The reclamation of the heathland and the canalisation had more consequences. When you consider that a drop of water that had fallen in Germany used to take more than 16 days to reach the Ijssel River, and now covers that distance in 9 hours, you realise that this does not help counteract dehydration and flooding. The owners of the Lankheet estate, who restored part of the historic flood meadow system in 1999, already realised this at the end of the last century. The flood meadows act as a sort of ‘sponge’ for the storage, retention and gradual draining of water. The system contributes to a climate-proof landscape and to the promotion of biodiversity in this way. It also contributes to many other goals: combating dehydration, restoring nature, realising water storage, and making historical heritage accessible again for hikers. The local seeps proved insufficient to achieve these goals, so a plan was devised to use water from the Buurserbeek on the meadows. This water would be purified in reed basins and then returned to the Buurserbeek through the old water system on the estate. The water takes silt with it, which provides natural fertilisation and is beneficial to soil organisms. This will have several positive results: the storage and purification of surface water, the restoration of nature next to the stream, the production of biomass for sustainable energy and a recreationally interesting environment.

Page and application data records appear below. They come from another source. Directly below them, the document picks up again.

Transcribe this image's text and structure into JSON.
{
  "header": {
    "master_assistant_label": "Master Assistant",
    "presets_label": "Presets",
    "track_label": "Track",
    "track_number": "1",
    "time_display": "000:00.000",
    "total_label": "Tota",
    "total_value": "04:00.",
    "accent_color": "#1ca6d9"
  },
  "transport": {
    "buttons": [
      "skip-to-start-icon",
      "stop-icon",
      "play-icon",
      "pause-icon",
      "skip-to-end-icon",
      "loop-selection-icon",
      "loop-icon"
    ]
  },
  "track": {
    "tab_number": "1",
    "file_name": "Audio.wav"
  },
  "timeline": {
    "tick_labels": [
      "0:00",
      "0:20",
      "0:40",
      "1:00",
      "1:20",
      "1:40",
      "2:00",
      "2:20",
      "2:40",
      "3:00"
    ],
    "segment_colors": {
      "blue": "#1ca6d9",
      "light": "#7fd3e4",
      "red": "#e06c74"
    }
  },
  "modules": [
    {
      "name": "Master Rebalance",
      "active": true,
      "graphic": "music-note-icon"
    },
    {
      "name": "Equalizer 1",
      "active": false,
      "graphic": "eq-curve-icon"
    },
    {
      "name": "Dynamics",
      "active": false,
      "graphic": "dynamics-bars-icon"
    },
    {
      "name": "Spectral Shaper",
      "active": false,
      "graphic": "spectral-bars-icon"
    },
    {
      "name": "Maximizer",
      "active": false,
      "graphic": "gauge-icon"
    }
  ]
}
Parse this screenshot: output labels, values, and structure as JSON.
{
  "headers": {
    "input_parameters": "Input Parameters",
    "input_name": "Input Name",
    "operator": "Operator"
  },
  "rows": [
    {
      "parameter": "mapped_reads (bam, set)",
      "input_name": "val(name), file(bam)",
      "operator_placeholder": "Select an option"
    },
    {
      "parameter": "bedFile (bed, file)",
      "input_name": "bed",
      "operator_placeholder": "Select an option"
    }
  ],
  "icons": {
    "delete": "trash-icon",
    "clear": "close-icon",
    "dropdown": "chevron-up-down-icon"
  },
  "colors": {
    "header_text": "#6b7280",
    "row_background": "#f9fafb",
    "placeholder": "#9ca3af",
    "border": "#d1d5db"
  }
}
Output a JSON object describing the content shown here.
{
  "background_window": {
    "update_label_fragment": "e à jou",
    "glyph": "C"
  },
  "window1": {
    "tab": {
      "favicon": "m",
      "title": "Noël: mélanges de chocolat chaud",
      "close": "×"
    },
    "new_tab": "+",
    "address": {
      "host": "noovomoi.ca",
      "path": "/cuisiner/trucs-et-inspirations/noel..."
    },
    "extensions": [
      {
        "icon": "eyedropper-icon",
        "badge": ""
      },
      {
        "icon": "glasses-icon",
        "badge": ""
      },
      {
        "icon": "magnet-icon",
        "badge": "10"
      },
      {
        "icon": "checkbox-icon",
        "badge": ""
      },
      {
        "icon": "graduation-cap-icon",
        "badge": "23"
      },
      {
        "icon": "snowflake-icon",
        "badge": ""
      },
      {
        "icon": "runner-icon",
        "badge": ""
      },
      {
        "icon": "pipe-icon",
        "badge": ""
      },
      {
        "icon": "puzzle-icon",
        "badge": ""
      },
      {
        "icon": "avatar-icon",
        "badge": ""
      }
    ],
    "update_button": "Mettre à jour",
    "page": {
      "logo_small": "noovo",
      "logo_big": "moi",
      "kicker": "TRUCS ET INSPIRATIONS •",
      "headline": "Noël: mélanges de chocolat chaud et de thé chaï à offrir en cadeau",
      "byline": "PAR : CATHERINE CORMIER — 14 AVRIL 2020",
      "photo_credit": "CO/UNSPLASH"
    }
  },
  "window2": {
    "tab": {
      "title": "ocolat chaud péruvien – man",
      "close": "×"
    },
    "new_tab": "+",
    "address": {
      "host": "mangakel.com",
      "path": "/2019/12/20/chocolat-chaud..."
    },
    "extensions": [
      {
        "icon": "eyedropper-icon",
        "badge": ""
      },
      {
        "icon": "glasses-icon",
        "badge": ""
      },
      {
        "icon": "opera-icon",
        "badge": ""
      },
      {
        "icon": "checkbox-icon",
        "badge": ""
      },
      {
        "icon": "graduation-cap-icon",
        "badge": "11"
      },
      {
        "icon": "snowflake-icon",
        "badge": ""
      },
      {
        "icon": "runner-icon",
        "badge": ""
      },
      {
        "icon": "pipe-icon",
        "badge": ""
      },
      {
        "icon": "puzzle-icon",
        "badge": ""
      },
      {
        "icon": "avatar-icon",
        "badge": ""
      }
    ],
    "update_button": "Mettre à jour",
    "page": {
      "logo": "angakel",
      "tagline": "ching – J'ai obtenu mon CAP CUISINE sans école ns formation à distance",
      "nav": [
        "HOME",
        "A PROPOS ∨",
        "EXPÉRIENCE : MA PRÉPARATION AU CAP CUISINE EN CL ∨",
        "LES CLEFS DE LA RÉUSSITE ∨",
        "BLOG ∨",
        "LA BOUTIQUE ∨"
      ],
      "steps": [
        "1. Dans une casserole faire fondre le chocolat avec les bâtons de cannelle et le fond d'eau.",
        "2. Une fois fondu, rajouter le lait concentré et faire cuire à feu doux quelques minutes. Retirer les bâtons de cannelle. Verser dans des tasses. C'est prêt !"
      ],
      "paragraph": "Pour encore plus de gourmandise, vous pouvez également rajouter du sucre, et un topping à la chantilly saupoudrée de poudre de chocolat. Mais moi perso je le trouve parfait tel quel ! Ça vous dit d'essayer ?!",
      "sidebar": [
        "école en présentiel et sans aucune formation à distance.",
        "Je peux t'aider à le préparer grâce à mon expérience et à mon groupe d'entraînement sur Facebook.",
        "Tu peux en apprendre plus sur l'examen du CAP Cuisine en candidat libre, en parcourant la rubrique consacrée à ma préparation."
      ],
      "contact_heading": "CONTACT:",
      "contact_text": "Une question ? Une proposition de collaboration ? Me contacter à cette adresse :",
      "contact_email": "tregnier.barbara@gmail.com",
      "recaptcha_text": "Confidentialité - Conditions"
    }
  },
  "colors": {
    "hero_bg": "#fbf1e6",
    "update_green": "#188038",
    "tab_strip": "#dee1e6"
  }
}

A recent success was the creation of a new course for a large part of the Buurserbeek. The embankments have been removed here. The stream is starting to resemble the Geul in the south of Limburg; it removes sand from its own banks and is becoming shallower. The groundwater level rises as a result, and the landscape can ‘flow along’ at high water levels. This helps combat dehydration. Several compensatory projects could be carried out on the estate because of the recent construction of the new N18 motorway. These projects mainly consisted of restoring damaged nature. The estate has one goal: not wasting a single drop of water anymore.
Date: 16 June 2022 |
Source of tekst: Waterschap Vechtstromen |
Author: Maaike Thüss